== Your instructions ==
Among the records below, find the lines with the word "console" and copy them.

· · · ·

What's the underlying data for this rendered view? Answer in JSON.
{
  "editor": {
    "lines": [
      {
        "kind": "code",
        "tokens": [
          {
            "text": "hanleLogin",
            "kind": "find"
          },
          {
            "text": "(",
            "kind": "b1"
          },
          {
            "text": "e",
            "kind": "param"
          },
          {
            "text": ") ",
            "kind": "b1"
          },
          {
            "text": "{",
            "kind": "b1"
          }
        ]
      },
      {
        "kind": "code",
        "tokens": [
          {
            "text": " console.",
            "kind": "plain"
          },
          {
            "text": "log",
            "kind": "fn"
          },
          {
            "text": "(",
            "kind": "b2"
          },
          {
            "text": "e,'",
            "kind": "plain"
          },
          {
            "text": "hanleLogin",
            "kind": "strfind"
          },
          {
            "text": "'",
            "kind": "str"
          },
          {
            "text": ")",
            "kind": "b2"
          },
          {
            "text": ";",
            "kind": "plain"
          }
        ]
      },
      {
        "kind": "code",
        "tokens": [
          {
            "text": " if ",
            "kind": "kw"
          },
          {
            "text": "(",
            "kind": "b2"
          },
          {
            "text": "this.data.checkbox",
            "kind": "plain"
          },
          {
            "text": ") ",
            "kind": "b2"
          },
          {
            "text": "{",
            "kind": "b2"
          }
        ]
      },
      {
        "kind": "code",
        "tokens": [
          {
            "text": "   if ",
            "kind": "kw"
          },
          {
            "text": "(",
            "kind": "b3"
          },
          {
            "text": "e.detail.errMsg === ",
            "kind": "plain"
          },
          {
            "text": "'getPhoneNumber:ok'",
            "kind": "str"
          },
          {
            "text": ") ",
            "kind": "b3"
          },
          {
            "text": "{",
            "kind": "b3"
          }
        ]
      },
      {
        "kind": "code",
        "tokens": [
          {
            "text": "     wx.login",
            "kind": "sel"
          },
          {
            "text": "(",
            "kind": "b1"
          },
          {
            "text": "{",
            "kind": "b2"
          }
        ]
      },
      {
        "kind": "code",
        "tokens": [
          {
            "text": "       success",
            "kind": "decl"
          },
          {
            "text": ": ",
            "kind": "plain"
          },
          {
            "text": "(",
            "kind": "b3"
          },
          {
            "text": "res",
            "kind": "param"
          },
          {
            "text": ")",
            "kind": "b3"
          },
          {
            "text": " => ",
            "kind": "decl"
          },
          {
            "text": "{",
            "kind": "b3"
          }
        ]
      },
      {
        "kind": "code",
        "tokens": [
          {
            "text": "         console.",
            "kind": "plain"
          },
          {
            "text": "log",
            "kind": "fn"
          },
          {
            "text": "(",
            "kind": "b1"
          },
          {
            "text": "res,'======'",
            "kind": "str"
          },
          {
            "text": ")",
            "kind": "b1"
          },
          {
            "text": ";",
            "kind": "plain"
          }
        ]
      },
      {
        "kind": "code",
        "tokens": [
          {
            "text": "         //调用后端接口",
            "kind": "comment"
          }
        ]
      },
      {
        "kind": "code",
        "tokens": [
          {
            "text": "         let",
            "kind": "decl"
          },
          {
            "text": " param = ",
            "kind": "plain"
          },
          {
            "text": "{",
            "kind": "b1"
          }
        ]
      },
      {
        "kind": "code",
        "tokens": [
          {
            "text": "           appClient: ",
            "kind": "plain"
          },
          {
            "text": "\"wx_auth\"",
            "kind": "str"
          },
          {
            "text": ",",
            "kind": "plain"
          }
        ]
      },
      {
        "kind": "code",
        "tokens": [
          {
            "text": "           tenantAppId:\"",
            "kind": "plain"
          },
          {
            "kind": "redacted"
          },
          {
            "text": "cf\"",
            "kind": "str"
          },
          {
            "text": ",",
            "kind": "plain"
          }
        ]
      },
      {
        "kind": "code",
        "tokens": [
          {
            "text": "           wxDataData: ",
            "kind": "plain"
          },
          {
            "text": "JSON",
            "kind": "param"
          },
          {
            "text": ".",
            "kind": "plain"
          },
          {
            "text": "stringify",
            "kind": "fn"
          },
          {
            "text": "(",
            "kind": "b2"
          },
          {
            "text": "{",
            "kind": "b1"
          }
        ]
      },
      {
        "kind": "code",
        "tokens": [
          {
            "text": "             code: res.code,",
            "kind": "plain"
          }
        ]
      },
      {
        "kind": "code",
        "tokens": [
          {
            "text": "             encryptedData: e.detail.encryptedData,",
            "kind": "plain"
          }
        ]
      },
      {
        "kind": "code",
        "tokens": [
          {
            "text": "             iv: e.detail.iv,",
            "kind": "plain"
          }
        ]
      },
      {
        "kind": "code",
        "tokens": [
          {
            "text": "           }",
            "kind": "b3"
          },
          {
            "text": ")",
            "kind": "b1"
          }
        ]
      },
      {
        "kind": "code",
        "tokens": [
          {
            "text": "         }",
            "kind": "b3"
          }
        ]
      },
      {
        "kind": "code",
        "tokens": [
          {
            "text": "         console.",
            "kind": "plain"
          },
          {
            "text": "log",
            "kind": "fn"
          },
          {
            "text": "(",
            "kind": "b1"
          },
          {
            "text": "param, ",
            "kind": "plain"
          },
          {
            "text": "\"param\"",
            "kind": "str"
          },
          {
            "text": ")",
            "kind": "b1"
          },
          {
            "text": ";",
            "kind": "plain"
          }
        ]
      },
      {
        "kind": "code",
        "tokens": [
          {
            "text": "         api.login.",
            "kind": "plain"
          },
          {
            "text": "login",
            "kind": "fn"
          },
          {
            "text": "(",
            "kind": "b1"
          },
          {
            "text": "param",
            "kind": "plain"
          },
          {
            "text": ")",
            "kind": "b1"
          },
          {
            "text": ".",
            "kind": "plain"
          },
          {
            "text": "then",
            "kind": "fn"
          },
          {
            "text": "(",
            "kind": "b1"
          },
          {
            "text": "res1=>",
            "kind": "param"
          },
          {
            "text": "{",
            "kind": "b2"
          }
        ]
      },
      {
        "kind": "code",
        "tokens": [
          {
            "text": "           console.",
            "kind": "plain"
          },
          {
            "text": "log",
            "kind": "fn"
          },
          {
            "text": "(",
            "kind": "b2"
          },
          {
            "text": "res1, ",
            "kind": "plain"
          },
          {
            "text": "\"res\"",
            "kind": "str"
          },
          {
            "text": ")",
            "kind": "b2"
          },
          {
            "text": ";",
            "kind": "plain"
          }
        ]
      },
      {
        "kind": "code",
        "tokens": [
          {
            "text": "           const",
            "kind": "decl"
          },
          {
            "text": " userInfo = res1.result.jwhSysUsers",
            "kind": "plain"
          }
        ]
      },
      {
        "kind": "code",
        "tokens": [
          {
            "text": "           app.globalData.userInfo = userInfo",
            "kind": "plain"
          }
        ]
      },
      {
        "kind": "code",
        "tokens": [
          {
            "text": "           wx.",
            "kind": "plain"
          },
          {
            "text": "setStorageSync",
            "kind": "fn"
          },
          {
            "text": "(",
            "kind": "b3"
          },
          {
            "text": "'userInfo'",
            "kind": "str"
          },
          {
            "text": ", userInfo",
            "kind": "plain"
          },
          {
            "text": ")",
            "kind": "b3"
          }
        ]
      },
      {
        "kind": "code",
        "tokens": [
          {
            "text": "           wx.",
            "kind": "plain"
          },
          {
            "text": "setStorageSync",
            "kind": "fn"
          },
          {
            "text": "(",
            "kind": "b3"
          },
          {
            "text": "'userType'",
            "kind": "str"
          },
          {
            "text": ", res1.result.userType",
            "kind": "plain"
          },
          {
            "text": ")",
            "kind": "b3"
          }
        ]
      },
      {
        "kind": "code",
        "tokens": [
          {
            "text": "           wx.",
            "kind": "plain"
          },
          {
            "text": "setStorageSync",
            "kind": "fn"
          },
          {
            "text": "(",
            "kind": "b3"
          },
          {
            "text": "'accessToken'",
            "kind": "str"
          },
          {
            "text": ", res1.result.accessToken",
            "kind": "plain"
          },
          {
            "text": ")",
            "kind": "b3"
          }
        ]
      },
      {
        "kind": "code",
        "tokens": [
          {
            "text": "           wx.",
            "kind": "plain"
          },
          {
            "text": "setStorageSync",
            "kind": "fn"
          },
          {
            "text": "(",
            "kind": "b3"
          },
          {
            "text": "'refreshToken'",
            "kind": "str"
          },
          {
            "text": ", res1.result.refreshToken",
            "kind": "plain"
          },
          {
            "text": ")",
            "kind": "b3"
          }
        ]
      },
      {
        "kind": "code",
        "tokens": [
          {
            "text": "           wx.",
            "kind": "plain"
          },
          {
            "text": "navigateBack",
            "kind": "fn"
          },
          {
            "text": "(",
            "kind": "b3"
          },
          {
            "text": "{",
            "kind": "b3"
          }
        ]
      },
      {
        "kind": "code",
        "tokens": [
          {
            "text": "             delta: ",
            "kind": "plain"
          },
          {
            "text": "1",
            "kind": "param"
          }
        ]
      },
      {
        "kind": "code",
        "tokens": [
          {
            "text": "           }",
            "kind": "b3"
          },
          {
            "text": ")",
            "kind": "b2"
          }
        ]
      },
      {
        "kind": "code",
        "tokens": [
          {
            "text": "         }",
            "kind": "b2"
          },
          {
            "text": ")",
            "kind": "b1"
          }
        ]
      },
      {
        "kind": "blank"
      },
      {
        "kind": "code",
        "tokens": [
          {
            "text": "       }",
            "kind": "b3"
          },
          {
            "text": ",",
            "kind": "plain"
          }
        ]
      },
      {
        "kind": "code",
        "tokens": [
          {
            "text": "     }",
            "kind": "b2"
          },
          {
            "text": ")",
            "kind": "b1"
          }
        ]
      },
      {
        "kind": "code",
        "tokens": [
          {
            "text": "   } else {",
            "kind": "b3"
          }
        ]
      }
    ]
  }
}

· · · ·

== Written solution ==
            "text": " console.",
            "text": "         console.",
            "text": "         console.",
            "text": "           console.",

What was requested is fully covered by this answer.